Exercise objective —
Nothing in the entries should be altered. Write them out in full.

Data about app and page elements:
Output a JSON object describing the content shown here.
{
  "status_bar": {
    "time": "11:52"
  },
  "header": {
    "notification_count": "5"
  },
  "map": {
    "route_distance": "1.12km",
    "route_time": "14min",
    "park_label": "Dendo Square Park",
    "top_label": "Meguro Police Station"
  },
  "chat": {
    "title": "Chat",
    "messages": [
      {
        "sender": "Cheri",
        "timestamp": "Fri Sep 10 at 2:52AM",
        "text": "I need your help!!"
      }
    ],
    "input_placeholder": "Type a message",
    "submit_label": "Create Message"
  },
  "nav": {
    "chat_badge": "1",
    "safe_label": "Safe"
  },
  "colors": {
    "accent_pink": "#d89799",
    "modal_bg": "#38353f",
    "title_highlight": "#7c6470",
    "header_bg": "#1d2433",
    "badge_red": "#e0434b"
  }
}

Answer section —
Output a JSON object describing the content shown here.
{
  "status_bar": {
    "time": "11:52"
  },
  "header": {
    "notification_count": "5"
  },
  "map": {
    "route_distance": "1.12km",
    "route_time": "14min",
    "park_label": "Dendo Square Park",
    "top_label": "Meguro Police Station"
  },
  "chat": {
    "title": "Chat",
    "messages": [
      {
        "sender": "Cheri",
        "timestamp": "Fri Sep 10 at 2:52AM",
        "text": "I need your help!!"
      }
    ],
    "input_placeholder": "Type a message",
    "submit_label": "Create Message"
  },
  "nav": {
    "chat_badge": "1",
    "safe_label": "Safe"
  },
  "colors": {
    "accent_pink": "#d89799",
    "modal_bg": "#38353f",
    "title_highlight": "#7c6470",
    "header_bg": "#1d2433",
    "badge_red": "#e0434b"
  }
}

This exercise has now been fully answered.